Sublimation is best suited for doing oversized printings. If you’re looking to transform the entire t-shirt into a piece of art, sublimation is the way to go.
With this method, you can do a galaxy print or place repeated patterns on the t-shirt.
However, sublimation works properly on 100% polyester t-shirts only.
- Able to produce highly unique designs
- Can place designs all over the t-shirt easily
- Supports unlimited use of colors and styles
- The shirt has to be 100% polyester
- Does not cover white patches, such as the underarms
- Only cost-effective for orders going above 50 t-shirts
3. Direct to Garment (DTG)
DTG is a relatively new t-shirt printing technique. It entails printing on the t-shirt directly rather than creating a template and then transferring the design to the t-shirt.
Got no clue as to how it works? Picture a huge flatbed printer where you can feed a t-shirt on a conveyer belt and get it printed.
To do DTG printing, you’ll need to get a DTG printer. The printer is quite costly, and thus the method is not very viable for small-scale printing.
However, if you’re planning to print lots of t-shirts quickly, DTG makes the perfect method for you.
DTG’s printings are of excellent quality (but of lesser quality than those of screen printing). With DTG, you’ll have a soft printing, and you can do many colors.
The method works best when printing on white apparels. It works on dark ones too but in a pretty challenging process that requires mastering.
- Supports full-color printing
- Gives a soft, professional-looking finish
- Printing cost per t-shirt is low
- High investment cost
- Needs lots of space
4. CAD Cut Vinyl Printing
With this method, you cutspecial, soft vinyl professionally with the CAD cutter and a software program. Then, you print the vinyl onto the t-shirts through heat pressing.
Looking to do large orders with different types of fabric? CAD cut vinyl printing will definitely come in handy.
The method allows you to layer the vinyl and thus makes printing different colors possible.
The best thing about this method is that it delivers vibrant designs.
It’s well suited for slogans, text, and small graphics. However, unlike sublimation printing, CAD cut vinyl printing is not suitable for oversized printings.
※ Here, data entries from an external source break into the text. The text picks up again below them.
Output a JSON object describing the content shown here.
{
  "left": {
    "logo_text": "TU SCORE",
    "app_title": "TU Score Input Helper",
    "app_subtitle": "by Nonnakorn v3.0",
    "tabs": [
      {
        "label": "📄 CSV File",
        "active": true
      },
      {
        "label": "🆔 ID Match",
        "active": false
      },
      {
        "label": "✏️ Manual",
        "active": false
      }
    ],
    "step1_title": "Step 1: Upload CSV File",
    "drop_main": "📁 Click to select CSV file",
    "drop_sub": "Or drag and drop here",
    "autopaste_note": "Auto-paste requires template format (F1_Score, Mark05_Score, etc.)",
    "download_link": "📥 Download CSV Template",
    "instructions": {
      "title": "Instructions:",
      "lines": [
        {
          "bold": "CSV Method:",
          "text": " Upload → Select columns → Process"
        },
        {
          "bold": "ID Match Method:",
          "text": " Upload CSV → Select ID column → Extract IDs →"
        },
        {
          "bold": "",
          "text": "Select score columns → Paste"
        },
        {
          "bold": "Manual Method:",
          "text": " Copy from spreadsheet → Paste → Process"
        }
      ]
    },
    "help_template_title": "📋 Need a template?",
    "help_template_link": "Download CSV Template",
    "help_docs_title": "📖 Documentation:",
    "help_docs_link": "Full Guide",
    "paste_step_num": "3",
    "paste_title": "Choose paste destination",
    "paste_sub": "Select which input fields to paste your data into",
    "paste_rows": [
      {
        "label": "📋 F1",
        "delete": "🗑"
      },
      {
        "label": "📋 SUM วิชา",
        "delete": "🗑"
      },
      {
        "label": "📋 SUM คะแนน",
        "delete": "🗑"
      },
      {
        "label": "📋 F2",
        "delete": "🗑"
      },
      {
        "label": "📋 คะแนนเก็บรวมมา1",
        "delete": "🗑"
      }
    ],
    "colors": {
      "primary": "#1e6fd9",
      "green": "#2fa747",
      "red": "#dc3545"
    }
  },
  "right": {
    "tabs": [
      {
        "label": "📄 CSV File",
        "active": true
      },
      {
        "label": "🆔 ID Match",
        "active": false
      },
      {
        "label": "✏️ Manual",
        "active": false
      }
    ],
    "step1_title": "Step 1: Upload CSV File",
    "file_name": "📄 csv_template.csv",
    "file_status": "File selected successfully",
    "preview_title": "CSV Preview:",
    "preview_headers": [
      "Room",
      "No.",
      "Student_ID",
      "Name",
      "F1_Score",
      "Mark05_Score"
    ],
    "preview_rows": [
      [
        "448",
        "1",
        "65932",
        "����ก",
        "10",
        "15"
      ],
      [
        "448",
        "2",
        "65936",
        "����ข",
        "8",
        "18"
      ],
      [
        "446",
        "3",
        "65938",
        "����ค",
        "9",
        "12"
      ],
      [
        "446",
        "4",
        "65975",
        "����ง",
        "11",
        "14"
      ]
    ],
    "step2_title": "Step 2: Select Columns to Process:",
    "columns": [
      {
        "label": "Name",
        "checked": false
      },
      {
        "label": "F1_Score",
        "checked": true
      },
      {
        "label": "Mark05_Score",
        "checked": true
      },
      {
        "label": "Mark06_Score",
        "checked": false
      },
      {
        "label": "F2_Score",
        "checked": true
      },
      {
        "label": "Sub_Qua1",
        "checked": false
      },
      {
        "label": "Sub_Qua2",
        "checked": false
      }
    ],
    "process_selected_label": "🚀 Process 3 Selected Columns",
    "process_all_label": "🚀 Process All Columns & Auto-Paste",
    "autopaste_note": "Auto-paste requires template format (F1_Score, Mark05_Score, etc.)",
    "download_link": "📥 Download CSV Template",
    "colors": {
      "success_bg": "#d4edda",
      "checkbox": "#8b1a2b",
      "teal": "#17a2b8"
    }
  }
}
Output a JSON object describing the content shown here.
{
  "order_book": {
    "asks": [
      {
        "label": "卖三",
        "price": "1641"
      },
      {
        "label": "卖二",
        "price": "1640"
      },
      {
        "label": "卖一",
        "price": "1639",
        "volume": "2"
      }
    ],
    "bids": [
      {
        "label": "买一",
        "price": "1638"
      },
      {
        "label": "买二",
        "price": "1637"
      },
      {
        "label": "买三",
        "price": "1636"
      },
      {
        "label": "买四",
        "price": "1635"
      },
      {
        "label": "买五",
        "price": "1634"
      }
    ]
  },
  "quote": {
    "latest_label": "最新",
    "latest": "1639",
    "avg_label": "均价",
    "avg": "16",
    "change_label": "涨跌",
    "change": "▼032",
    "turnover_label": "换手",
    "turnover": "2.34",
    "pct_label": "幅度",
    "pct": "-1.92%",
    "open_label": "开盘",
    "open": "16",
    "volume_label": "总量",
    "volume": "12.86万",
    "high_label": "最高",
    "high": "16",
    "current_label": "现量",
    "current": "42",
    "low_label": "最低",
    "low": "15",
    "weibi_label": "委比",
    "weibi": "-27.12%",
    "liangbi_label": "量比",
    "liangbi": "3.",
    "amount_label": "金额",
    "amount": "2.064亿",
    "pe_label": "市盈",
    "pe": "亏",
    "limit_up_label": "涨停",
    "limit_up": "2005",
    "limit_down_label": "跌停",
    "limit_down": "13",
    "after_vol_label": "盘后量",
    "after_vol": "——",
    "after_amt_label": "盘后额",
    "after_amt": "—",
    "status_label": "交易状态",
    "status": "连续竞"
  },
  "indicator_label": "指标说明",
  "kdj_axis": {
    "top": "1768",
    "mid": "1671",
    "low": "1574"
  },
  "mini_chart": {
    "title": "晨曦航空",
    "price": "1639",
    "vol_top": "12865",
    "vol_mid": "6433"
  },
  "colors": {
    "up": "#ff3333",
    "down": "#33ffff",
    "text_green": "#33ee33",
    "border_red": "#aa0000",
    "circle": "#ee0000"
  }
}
- Perfect for short, medium, and long runs
- Delivers vibrant designs that can last the t-shirt’s life
- No cracking or fading
- Doesn’t take up much space
- Uses vinyl, which is less flexible than inks
- You will have to learn about the relevant hardware and software before using the machine
5. Transfer Paper Method
The transfer paper method entails permanent transfer of an image from one surface to another.
First, you print an image on a transfer paper. Then, you use a good heat press machine to transfer that image to the t-shirt.
Originally, it was employed in decorating ceramics but today, the transfer paper method is used in printing on t-shirts and other apparels.
Unlike most other methods, the technique utilizes pressure and heat to set the design on the shirt.
- Fairly easy
- Produces designs of excellent quality
- Supports full-color printing
- A little slower than other printing methods
- Great for light-colored garments but not very effective on dark-colored ones
- Not suitable for sensitive fabrics
As you have discovered, there are many techniques you can use to print t-shirts. Also, as illustrated above, each of these techniques comes with its unique advantages and drawbacks.
Here’s what you need to do: assess your t-shirt printing needs. Do you want to go into small-scale or large-scale printing? Do you have the time to learn a complicated method that might turn out pretty rewarding? Do you have the cash to invest in an expensive printing machine?
Those are some of the questions you need to answer.
For instance, with a huge capital and the intention of going into large-scale printing, I would go for DTG. However, with limited capital and the intention of going into small-scale printing, I would go for the transfer paper method, which uses heat pressing.